Koreans were moved from Gaecheok-ri to the north region, which is 500 ~ 600m away from their original settlement. The place was called “Shingaecheok-ri (新開拓里)”, or “Shinhanchon”, which means New Korea Town, while Korean schools, Korean Newspaper stations, such as Haninshinbosa (韓人新報前) and independence gate (Dongnimmun Gate), among others, were found and the region was used as a place for Koreans to create an independence movement against Japan’s occupation over Korea.
However, Koreans yet again were to be deported from their homes. In 1937, Koreans were driven away to Central Asia under Stalin’s command. A Korean guide, who is currently living in Vladivostok, also heard of the historical stories from Koreans who managed to come back after decades have passed from deportation, and explained that around 200,000 Koreans were deported. Furthermore, the deportation was completed in around 50 days during the freezing winter, wherein around 25,000 people ended up dead. The deportation by the Russian government was known to be the first and last deportation by the Soviet Union.
Currently, Vladivostok left only two certain traces that showed Koreans had once lived here. The “Shinhanchon Memorial Monument” was the first trace. It was set up in August 15th, 1999 to commemorate history and the historical meaning of the Koreans.
ST, Oh Se-ik
One other important and sad evidence that exists is a single house that shows the only sign that Koreans ever once lived there. The house is left alone and is surrounded by storages, which differs from the neighboring houses of the current Russian apartments. The only trace of Korean history in Russia seems to be lost, and the house appears as if it is going to collapse at any moment. The only sign, in which the people can recognize the house and the area as the place where Koreans once dwelled upon, was the address sign on the left upper side of the house which says “Сеульская 2A” – read as Seulskaya, which means Seoul Street.
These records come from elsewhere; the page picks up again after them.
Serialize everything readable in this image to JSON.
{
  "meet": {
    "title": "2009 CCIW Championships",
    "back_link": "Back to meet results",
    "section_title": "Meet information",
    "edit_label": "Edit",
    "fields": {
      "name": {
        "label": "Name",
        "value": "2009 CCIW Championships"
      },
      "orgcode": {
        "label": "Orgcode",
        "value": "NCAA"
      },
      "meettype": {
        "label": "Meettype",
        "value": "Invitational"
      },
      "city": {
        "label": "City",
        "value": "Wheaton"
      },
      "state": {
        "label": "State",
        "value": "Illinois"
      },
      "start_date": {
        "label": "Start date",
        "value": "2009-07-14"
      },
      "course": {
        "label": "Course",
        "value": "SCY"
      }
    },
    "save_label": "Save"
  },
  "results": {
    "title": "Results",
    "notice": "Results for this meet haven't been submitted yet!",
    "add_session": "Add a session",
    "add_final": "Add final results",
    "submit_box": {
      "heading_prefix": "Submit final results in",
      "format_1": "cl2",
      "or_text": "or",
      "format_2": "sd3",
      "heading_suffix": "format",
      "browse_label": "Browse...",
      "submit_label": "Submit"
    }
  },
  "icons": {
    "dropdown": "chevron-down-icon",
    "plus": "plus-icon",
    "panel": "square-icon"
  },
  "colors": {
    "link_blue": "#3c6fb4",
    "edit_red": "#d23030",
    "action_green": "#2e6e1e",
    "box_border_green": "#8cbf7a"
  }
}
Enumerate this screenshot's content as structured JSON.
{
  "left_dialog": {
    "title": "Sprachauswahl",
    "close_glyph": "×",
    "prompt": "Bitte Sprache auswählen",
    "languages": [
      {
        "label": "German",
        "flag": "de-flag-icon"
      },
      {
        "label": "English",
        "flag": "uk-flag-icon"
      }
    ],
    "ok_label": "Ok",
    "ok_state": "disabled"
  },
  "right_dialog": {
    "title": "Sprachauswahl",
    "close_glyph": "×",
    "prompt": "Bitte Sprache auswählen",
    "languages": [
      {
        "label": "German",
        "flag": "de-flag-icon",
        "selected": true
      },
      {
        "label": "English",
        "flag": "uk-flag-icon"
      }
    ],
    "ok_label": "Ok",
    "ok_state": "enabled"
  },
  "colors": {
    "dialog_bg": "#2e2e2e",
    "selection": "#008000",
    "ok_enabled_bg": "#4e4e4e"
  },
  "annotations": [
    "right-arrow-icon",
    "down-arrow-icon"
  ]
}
Moreover, this house, which is the only trace of historical record in the whole of Vladivostok that shows Koreans ever existed in this region, is not lived by a Korean family, which clearly demonstrates how Korean history is being treated.